‘The latest UK Services PMI data highlighted another steep decline in employment numbers, despite a rebound in business expectations for the year ahead. Service providers widely commented on fears of a slow recovery in customer demand and an immediate need to reduce overheads. Moreover, survey respondents often noted the high cost of adapting operations during the COVID-19 pandemic, coupled with constrained business capacity and difficulties passing on rising expenses to clients.’
Sterling (GBP) Falls as Factories Plan ‘Painful’ Redundancies
The Pound remained under pressure today after a survey from Made UK revealed British factories are planning to lay off workers.
This is a stark warning sign for Britain’s economy as it tries to recover from the coronavirus pandemic.
Made UK said that around 46% of manufacturers are expecting to make redundancies over the next six months. This was up sharply from 25% just a month earlier, sending GBP/NOK lower.
According to Stephen Phipson, chief executive of Make UK:
‘Conditions are still very tough for many companies with disruption likely to continue for some time.
‘This has led some to reluctantly conclude that with demand unlikely to return for some time, if at all, they are moving to the painful choice of redundancy.’
However, the Pound received a slight upswing of support after data showed British consumers were growing increasingly optimistic.
GfK’s data showed that confidence improved from -30 to -27, which is the highest level of confidence since the lockdown began.
Pound Norwegian Krone Outlook: Will GBP Claw Back This Week’s Losses?
Looking ahead, the Pound (GBP) could edge higher against the Norwegian Krone (NOK) at the start of next week’s session following the release of further PMI data.

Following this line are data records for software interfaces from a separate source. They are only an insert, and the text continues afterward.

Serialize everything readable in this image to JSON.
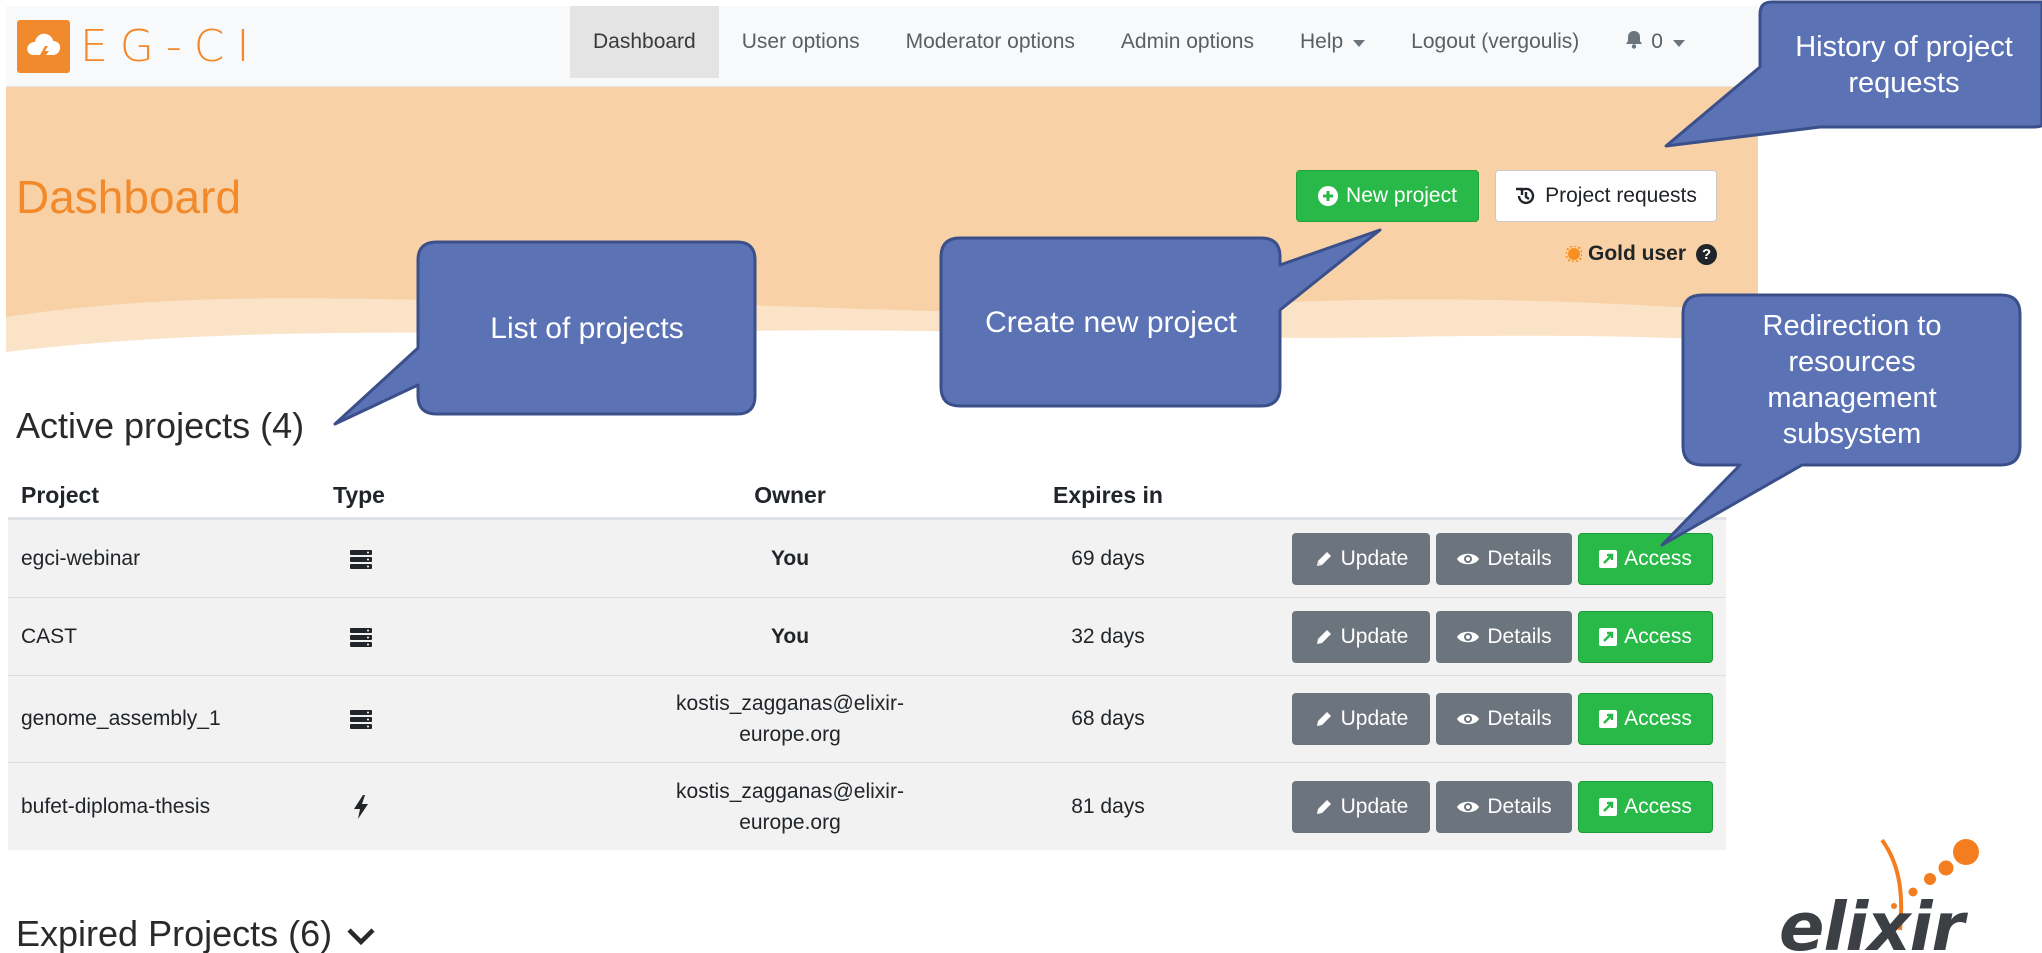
{
  "app": {
    "brand": "EG-CI",
    "colors": {
      "brand": "#f2882a",
      "success": "#28b949",
      "secondary": "#6c757d",
      "callout": "#5b72b5",
      "hero": "#f8d2a6"
    }
  },
  "navbar": {
    "items": [
      {
        "label": "Dashboard",
        "active": true
      },
      {
        "label": "User options"
      },
      {
        "label": "Moderator options"
      },
      {
        "label": "Admin options"
      },
      {
        "label": "Help",
        "dropdown": true
      },
      {
        "label": "Logout (vergoulis)"
      }
    ],
    "notifications": {
      "icon": "bell-icon",
      "count": "0"
    }
  },
  "hero": {
    "title": "Dashboard",
    "new_project_label": "New project",
    "project_requests_label": "Project requests",
    "user_level": "Gold user"
  },
  "active": {
    "title": "Active projects (4)",
    "columns": {
      "project": "Project",
      "type": "Type",
      "owner": "Owner",
      "expires": "Expires in"
    },
    "actions": {
      "update": "Update",
      "details": "Details",
      "access": "Access"
    },
    "rows": [
      {
        "project": "egci-webinar",
        "type_icon": "server-icon",
        "owner": "You",
        "expires": "69 days"
      },
      {
        "project": "CAST",
        "type_icon": "server-icon",
        "owner": "You",
        "expires": "32 days"
      },
      {
        "project": "genome_assembly_1",
        "type_icon": "server-icon",
        "owner_line1": "kostis_zagganas@elixir-",
        "owner_line2": "europe.org",
        "expires": "68 days"
      },
      {
        "project": "bufet-diploma-thesis",
        "type_icon": "bolt-icon",
        "owner_line1": "kostis_zagganas@elixir-",
        "owner_line2": "europe.org",
        "expires": "81 days"
      }
    ]
  },
  "expired": {
    "title": "Expired Projects (6)"
  },
  "callouts": {
    "history": {
      "line1": "History of project",
      "line2": "requests"
    },
    "list": "List of projects",
    "create": "Create new project",
    "redirect": {
      "line1": "Redirection to",
      "line2": "resources",
      "line3": "management",
      "line4": "subsystem"
    }
  },
  "logo": {
    "text": "elixir"
  }
}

If June’s UK construction PMI rises higher than expected as the contraction in the sector slows, it will boost Sterling.
However, any gains made on Monday could soon be reversed on Tuesday following a slew of data from Norway.
If Norway’s manufacturing and industrial production rise higher than forecast, it will boost Krone. This will send the Pound Norwegian Krone (GBP/NOK) exchange rate lower.